• _Exercise directions_: The answer must be every line of the records below that contains the word "Privacy", copied out.

• _Data_:
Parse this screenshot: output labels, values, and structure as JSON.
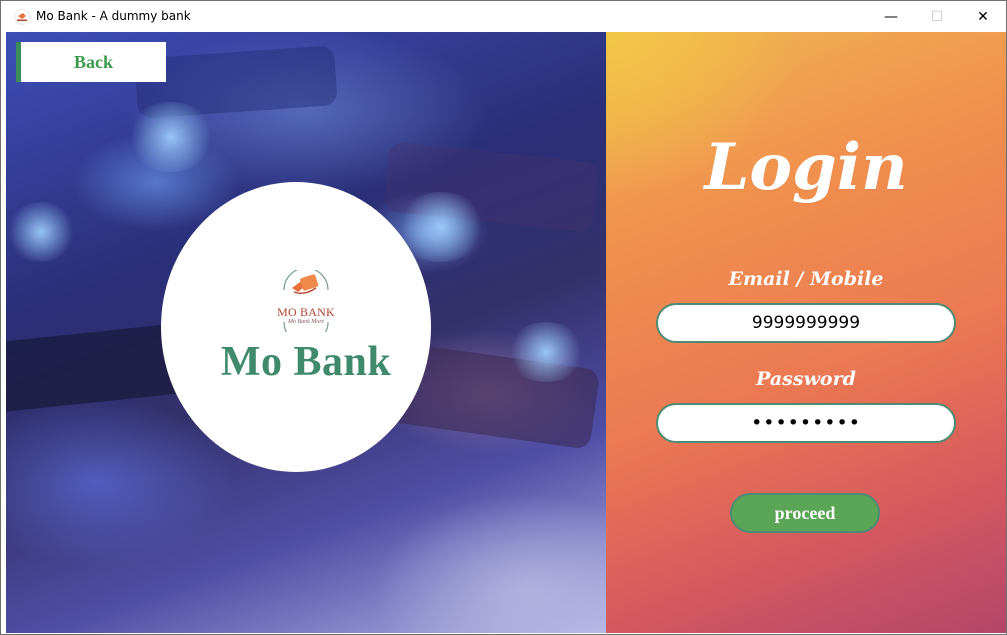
{
  "window": {
    "title": "Mo Bank - A dummy bank",
    "minimize_glyph": "—",
    "maximize_glyph": "☐",
    "close_glyph": "✕"
  },
  "left_panel": {
    "back_label": "Back",
    "logo": {
      "brand": "MO BANK",
      "tagline": "Mo Bank More",
      "icon": "wallet-card-icon"
    },
    "bank_name": "Mo Bank"
  },
  "login": {
    "title": "Login",
    "email_label": "Email / Mobile",
    "email_value": "9999999999",
    "password_label": "Password",
    "password_value": "*********",
    "proceed_label": "proceed"
  },
  "colors": {
    "accent_green": "#5aa656",
    "border_green": "#4e8b74",
    "bank_name_green": "#3f8a6a",
    "gradient_top": "#f1b650",
    "gradient_bottom": "#b4456a"
  }
}
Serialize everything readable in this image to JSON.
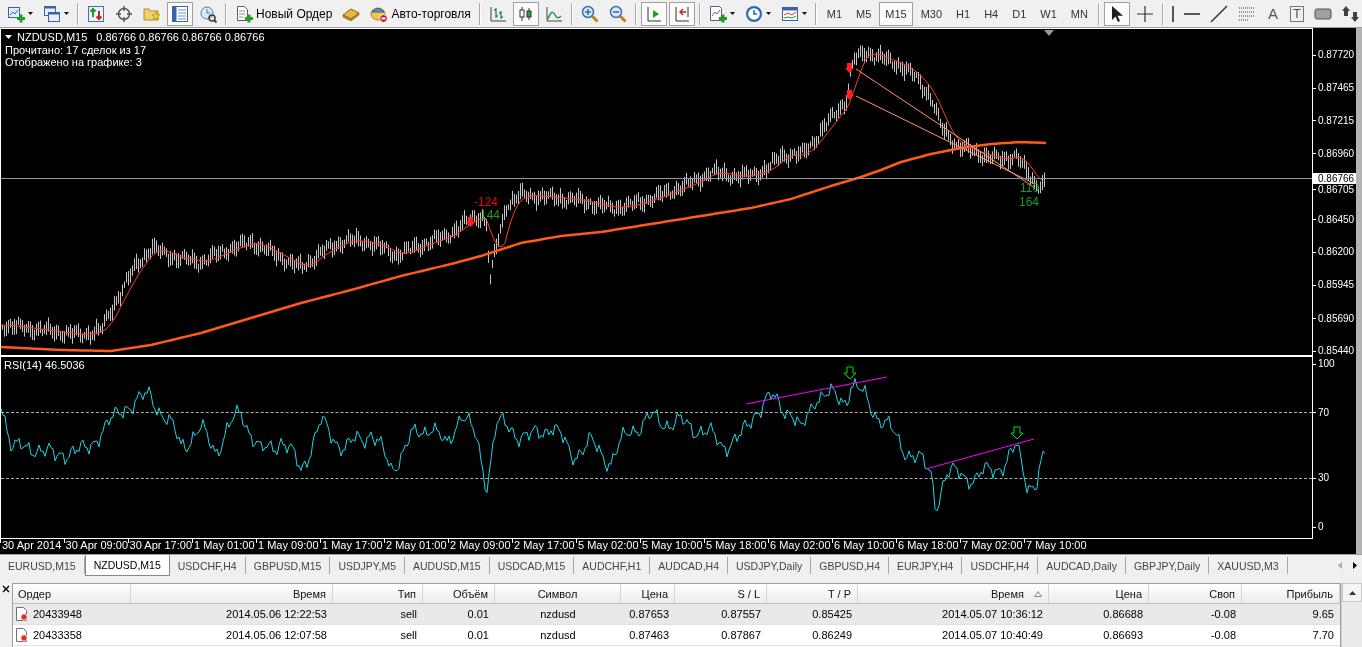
{
  "toolbar": [
    {
      "items": [
        {
          "kind": "icon",
          "dropdown": true,
          "pressed": false
        },
        {
          "kind": "icon",
          "dropdown": true,
          "pressed": false
        }
      ]
    },
    {
      "items": [
        {
          "kind": "icon",
          "pressed": false
        },
        {
          "kind": "icon",
          "pressed": false
        },
        {
          "kind": "icon",
          "pressed": false
        },
        {
          "kind": "icon",
          "pressed": true
        },
        {
          "kind": "icon",
          "pressed": false
        }
      ]
    },
    {
      "items": [
        {
          "kind": "icon_label",
          "label": "Новый Ордер",
          "pressed": false
        },
        {
          "kind": "icon",
          "pressed": false
        },
        {
          "kind": "icon_label",
          "label": "Авто-торговля",
          "pressed": false
        }
      ]
    },
    {
      "items": [
        {
          "kind": "icon",
          "pressed": false
        },
        {
          "kind": "icon",
          "pressed": true
        },
        {
          "kind": "icon",
          "pressed": false
        }
      ]
    },
    {
      "items": [
        {
          "kind": "icon",
          "pressed": false
        },
        {
          "kind": "icon",
          "pressed": false
        }
      ]
    },
    {
      "items": [
        {
          "kind": "icon",
          "pressed": true
        },
        {
          "kind": "icon",
          "pressed": true
        }
      ]
    },
    {
      "items": [
        {
          "kind": "icon",
          "dropdown": true,
          "pressed": false
        },
        {
          "kind": "icon",
          "dropdown": true,
          "pressed": false
        },
        {
          "kind": "icon",
          "dropdown": true,
          "pressed": false
        }
      ]
    },
    {
      "items": [
        {
          "kind": "text",
          "label": "M1",
          "selected": false
        },
        {
          "kind": "text",
          "label": "M5",
          "selected": false
        },
        {
          "kind": "text",
          "label": "M15",
          "selected": true
        },
        {
          "kind": "text",
          "label": "M30",
          "selected": false
        },
        {
          "kind": "text",
          "label": "H1",
          "selected": false
        },
        {
          "kind": "text",
          "label": "H4",
          "selected": false
        },
        {
          "kind": "text",
          "label": "D1",
          "selected": false
        },
        {
          "kind": "text",
          "label": "W1",
          "selected": false
        },
        {
          "kind": "text",
          "label": "MN",
          "selected": false
        }
      ]
    },
    {
      "items": [
        {
          "kind": "icon",
          "pressed": true
        },
        {
          "kind": "icon",
          "pressed": false
        }
      ]
    },
    {
      "items": [
        {
          "kind": "icon",
          "pressed": false
        },
        {
          "kind": "icon",
          "pressed": false
        },
        {
          "kind": "icon",
          "pressed": false
        },
        {
          "kind": "icon",
          "pressed": false
        },
        {
          "kind": "glyph",
          "label": "A",
          "pressed": false
        },
        {
          "kind": "boxed_glyph",
          "label": "T",
          "pressed": false
        },
        {
          "kind": "icon",
          "pressed": false
        },
        {
          "kind": "icon",
          "pressed": false
        }
      ]
    }
  ],
  "chart": {
    "symbol": "NZDUSD,M15",
    "ohlc": "0.86766 0.86766 0.86766 0.86766",
    "info_lines": [
      "Прочитано: 17 сделок из 17",
      "Отображено на графике: 3"
    ],
    "price_axis": [
      "0.87720",
      "0.87465",
      "0.87215",
      "0.86960",
      "0.86705",
      "0.86450",
      "0.86200",
      "0.85945",
      "0.85690",
      "0.85440"
    ],
    "current_price": "0.86766",
    "trade_labels": [
      {
        "text": "-124",
        "color": "#ff0000"
      },
      {
        "text": "144",
        "color": "#1e9a1e"
      },
      {
        "text": "110",
        "color": "#1e9a1e"
      },
      {
        "text": "164",
        "color": "#1e9a1e"
      }
    ],
    "indicator": {
      "label": "RSI(14) 46.5036",
      "axis": [
        {
          "label": "100",
          "level_line": false
        },
        {
          "label": "70",
          "level_line": true
        },
        {
          "label": "30",
          "level_line": true
        },
        {
          "label": "0",
          "level_line": false
        }
      ]
    },
    "time_axis": [
      "30 Apr 2014",
      "30 Apr 09:00",
      "30 Apr 17:00",
      "1 May 01:00",
      "1 May 09:00",
      "1 May 17:00",
      "2 May 01:00",
      "2 May 09:00",
      "2 May 17:00",
      "5 May 02:00",
      "5 May 10:00",
      "5 May 18:00",
      "6 May 02:00",
      "6 May 10:00",
      "6 May 18:00",
      "7 May 02:00",
      "7 May 10:00"
    ]
  },
  "tabs": [
    {
      "label": "EURUSD,M15",
      "selected": false
    },
    {
      "label": "NZDUSD,M15",
      "selected": true
    },
    {
      "label": "USDCHF,H4",
      "selected": false
    },
    {
      "label": "GBPUSD,M15",
      "selected": false
    },
    {
      "label": "USDJPY,M5",
      "selected": false
    },
    {
      "label": "AUDUSD,M15",
      "selected": false
    },
    {
      "label": "USDCAD,M15",
      "selected": false
    },
    {
      "label": "AUDCHF,H1",
      "selected": false
    },
    {
      "label": "AUDCAD,H4",
      "selected": false
    },
    {
      "label": "USDJPY,Daily",
      "selected": false
    },
    {
      "label": "GBPUSD,H4",
      "selected": false
    },
    {
      "label": "EURJPY,H4",
      "selected": false
    },
    {
      "label": "USDCHF,H4",
      "selected": false
    },
    {
      "label": "AUDCAD,Daily",
      "selected": false
    },
    {
      "label": "GBPJPY,Daily",
      "selected": false
    },
    {
      "label": "XAUUSD,M3",
      "selected": false
    }
  ],
  "terminal": {
    "columns": [
      {
        "label": "Ордер",
        "sorted": false
      },
      {
        "label": "Время",
        "sorted": false
      },
      {
        "label": "Тип",
        "sorted": false
      },
      {
        "label": "Объём",
        "sorted": false
      },
      {
        "label": "Символ",
        "sorted": false
      },
      {
        "label": "Цена",
        "sorted": false
      },
      {
        "label": "S / L",
        "sorted": false
      },
      {
        "label": "T / P",
        "sorted": false
      },
      {
        "label": "Время",
        "sorted": true
      },
      {
        "label": "Цена",
        "sorted": false
      },
      {
        "label": "Своп",
        "sorted": false
      },
      {
        "label": "Прибыль",
        "sorted": false
      }
    ],
    "rows": [
      {
        "selected": true,
        "cells": [
          "20433948",
          "2014.05.06 12:22:53",
          "sell",
          "0.01",
          "nzdusd",
          "0.87653",
          "0.87557",
          "0.85425",
          "2014.05.07 10:36:12",
          "0.86688",
          "-0.08",
          "9.65"
        ]
      },
      {
        "selected": false,
        "cells": [
          "20433358",
          "2014.05.06 12:07:58",
          "sell",
          "0.01",
          "nzdusd",
          "0.87463",
          "0.87867",
          "0.86249",
          "2014.05.07 10:40:49",
          "0.86693",
          "-0.08",
          "7.70"
        ]
      }
    ]
  }
}
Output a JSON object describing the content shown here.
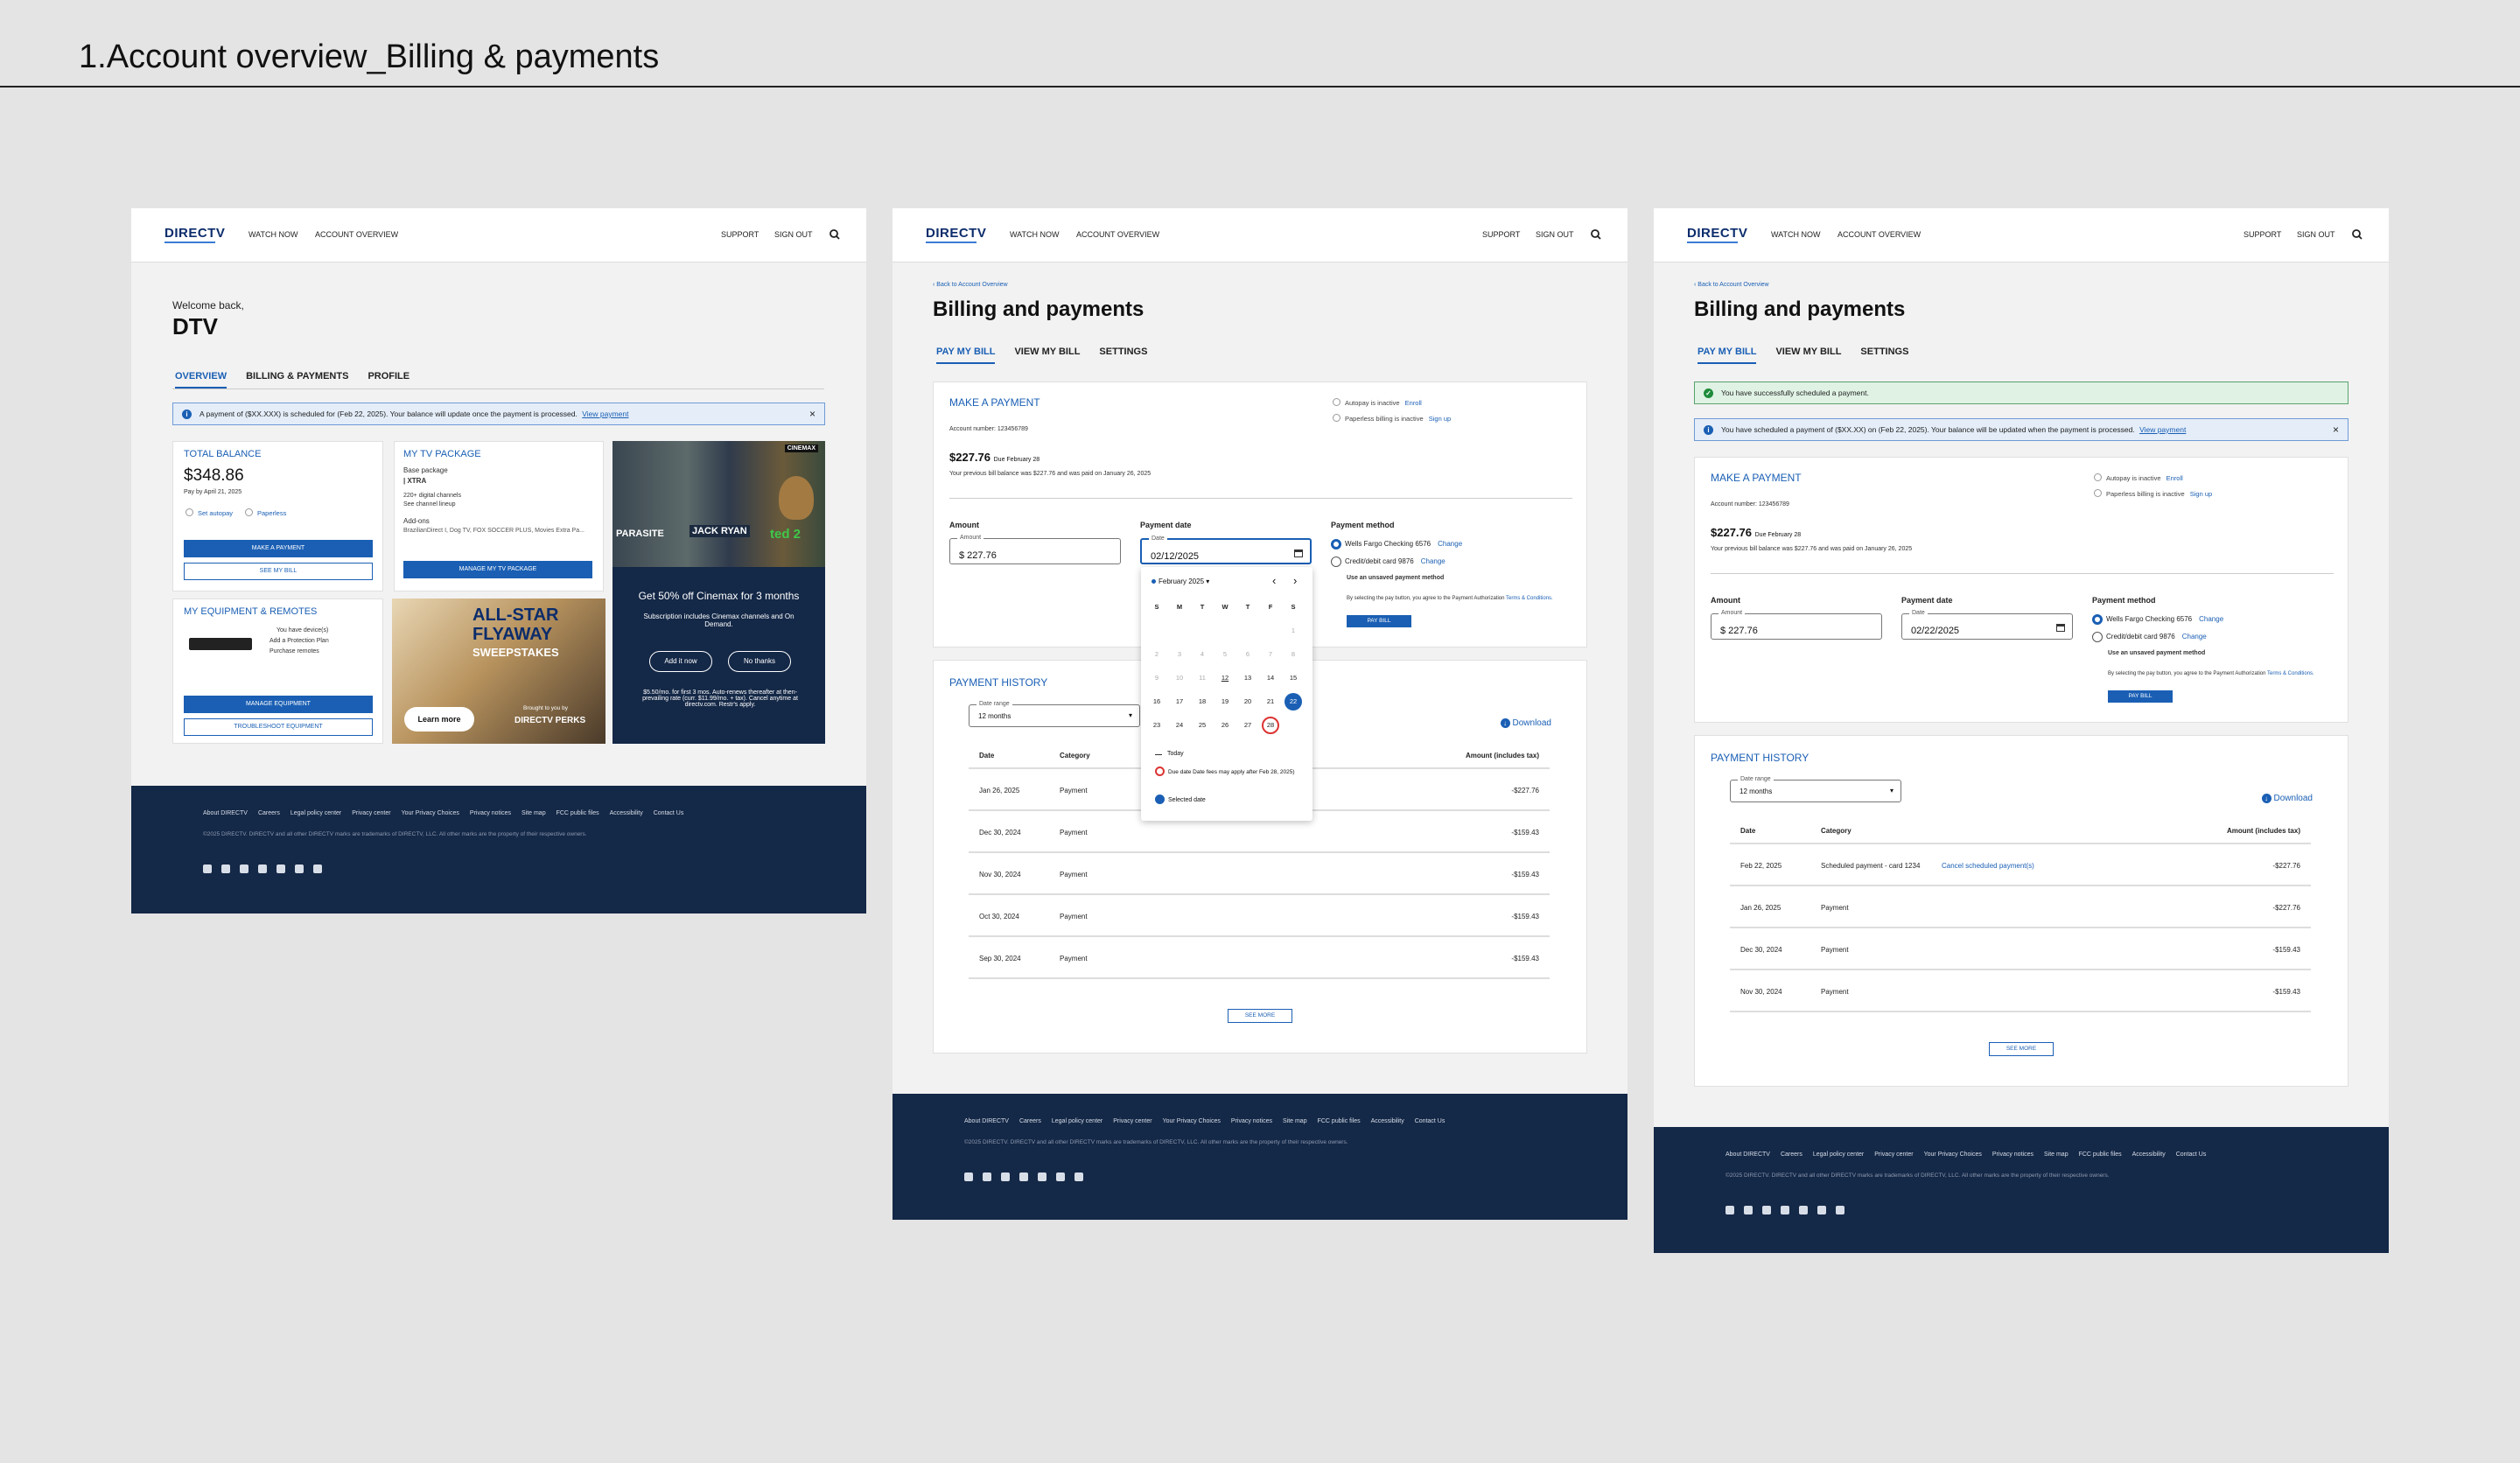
{
  "page": {
    "title": "1.Account overview_Billing & payments"
  },
  "common": {
    "logo": "DIRECTV",
    "nav_left": [
      "WATCH NOW",
      "ACCOUNT OVERVIEW"
    ],
    "nav_right": [
      "SUPPORT",
      "SIGN OUT"
    ],
    "footer_links": [
      "About DIRECTV",
      "Careers",
      "Legal policy center",
      "Privacy center",
      "Your Privacy Choices",
      "Privacy notices",
      "Site map",
      "FCC public files",
      "Accessibility",
      "Contact Us"
    ],
    "footer_copy": "©2025 DIRECTV. DIRECTV and all other DIRECTV marks are trademarks of DIRECTV, LLC. All other marks are the property of their respective owners.",
    "social_icons": [
      "linkedin-icon",
      "facebook-icon",
      "x-icon",
      "instagram-icon",
      "youtube-icon",
      "tiktok-icon",
      "threads-icon"
    ],
    "accent": "#1a5fb4",
    "footer_bg": "#142847"
  },
  "overview": {
    "welcome": "Welcome back,",
    "name": "DTV",
    "tabs": [
      "OVERVIEW",
      "BILLING & PAYMENTS",
      "PROFILE"
    ],
    "alert": "A payment of ($XX.XXX) is scheduled for (Feb 22, 2025). Your balance will update once the payment is processed.",
    "alert_link": "View payment",
    "balance": {
      "title": "TOTAL BALANCE",
      "amount": "$348.86",
      "due": "Pay by April 21, 2025",
      "autopay": "Set autopay",
      "paperless": "Paperless",
      "btn_pay": "MAKE A PAYMENT",
      "btn_bill": "SEE MY BILL"
    },
    "tv": {
      "title": "MY TV PACKAGE",
      "base_label": "Base package",
      "base_name": "| XTRA",
      "channels": "220+ digital channels",
      "lineup": "See channel lineup",
      "addons_label": "Add-ons",
      "addons": "BrazilianDirect I, Dog TV, FOX SOCCER PLUS, Movies Extra Pa...",
      "btn": "MANAGE MY TV PACKAGE"
    },
    "equip": {
      "title": "MY EQUIPMENT & REMOTES",
      "devices": "You have device(s)",
      "protection": "Add a Protection Plan",
      "remotes": "Purchase remotes",
      "btn_manage": "MANAGE EQUIPMENT",
      "btn_trouble": "TROUBLESHOOT EQUIPMENT"
    },
    "cinemax": {
      "brand": "CINEMAX",
      "posters": [
        "PARASITE",
        "JACK RYAN",
        "ted 2"
      ],
      "headline": "Get 50% off Cinemax for 3 months",
      "sub": "Subscription includes Cinemax channels and On Demand.",
      "btn_add": "Add it now",
      "btn_no": "No thanks",
      "fine": "$5.50/mo. for first 3 mos. Auto-renews thereafter at then-prevailing rate (curr. $11.99/mo. + tax). Cancel anytime at directv.com. Restr's apply."
    },
    "promo": {
      "line1": "ALL-STAR",
      "line2": "FLYAWAY",
      "line3": "SWEEPSTAKES",
      "brought": "Brought to you by",
      "perks": "DIRECTV PERKS",
      "btn": "Learn more"
    }
  },
  "billing": {
    "back": "Back to Account Overview",
    "title": "Billing and payments",
    "tabs": [
      "PAY MY BILL",
      "VIEW MY BILL",
      "SETTINGS"
    ],
    "make_payment": "MAKE A PAYMENT",
    "autopay": "Autopay is inactive",
    "enroll": "Enroll",
    "paperless": "Paperless billing is inactive",
    "signup": "Sign up",
    "account": "Account number: 123456789",
    "amount": "$227.76",
    "due": "Due February 28",
    "previous": "Your previous bill balance was $227.76 and was paid on January 26, 2025",
    "amount_label": "Amount",
    "amount_field_label": "Amount",
    "amount_value": "$ 227.76",
    "date_label": "Payment date",
    "date_field_label": "Date",
    "method_label": "Payment method",
    "method1": "Wells Fargo Checking 6576",
    "method2": "Credit/debit card 9876",
    "change": "Change",
    "unsaved": "Use an unsaved payment method",
    "terms_pre": "By selecting the pay button, you agree to the Payment Authorization",
    "terms_link": "Terms & Conditions.",
    "pay_btn": "PAY BILL",
    "history_title": "PAYMENT HISTORY",
    "range_label": "Date range",
    "range_value": "12 months",
    "download": "Download",
    "cols": [
      "Date",
      "Category",
      "Amount (includes tax)"
    ],
    "see_more": "SEE MORE"
  },
  "frame2": {
    "date_value": "02/12/2025",
    "rows": [
      [
        "Jan 26, 2025",
        "Payment",
        "-$227.76"
      ],
      [
        "Dec 30, 2024",
        "Payment",
        "-$159.43"
      ],
      [
        "Nov 30, 2024",
        "Payment",
        "-$159.43"
      ],
      [
        "Oct 30, 2024",
        "Payment",
        "-$159.43"
      ],
      [
        "Sep 30, 2024",
        "Payment",
        "-$159.43"
      ]
    ],
    "calendar": {
      "month": "February 2025",
      "days": [
        "S",
        "M",
        "T",
        "W",
        "T",
        "F",
        "S"
      ],
      "today": "Today",
      "due_note": "Due date Date fees may apply after Feb 28, 2025)",
      "selected": "Selected date"
    }
  },
  "frame3": {
    "success": "You have successfully scheduled a payment.",
    "info": "You have scheduled a payment of ($XX.XX) on (Feb 22, 2025). Your balance will be updated when the payment is processed.",
    "info_link": "View payment",
    "date_value": "02/22/2025",
    "cancel_link": "Cancel scheduled payment(s)",
    "rows": [
      [
        "Feb 22, 2025",
        "Scheduled payment - card 1234",
        "-$227.76"
      ],
      [
        "Jan 26, 2025",
        "Payment",
        "-$227.76"
      ],
      [
        "Dec 30, 2024",
        "Payment",
        "-$159.43"
      ],
      [
        "Nov 30, 2024",
        "Payment",
        "-$159.43"
      ]
    ]
  }
}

• _Solved exercise_:
      "Privacy center",
      "Your Privacy Choices",
      "Privacy notices",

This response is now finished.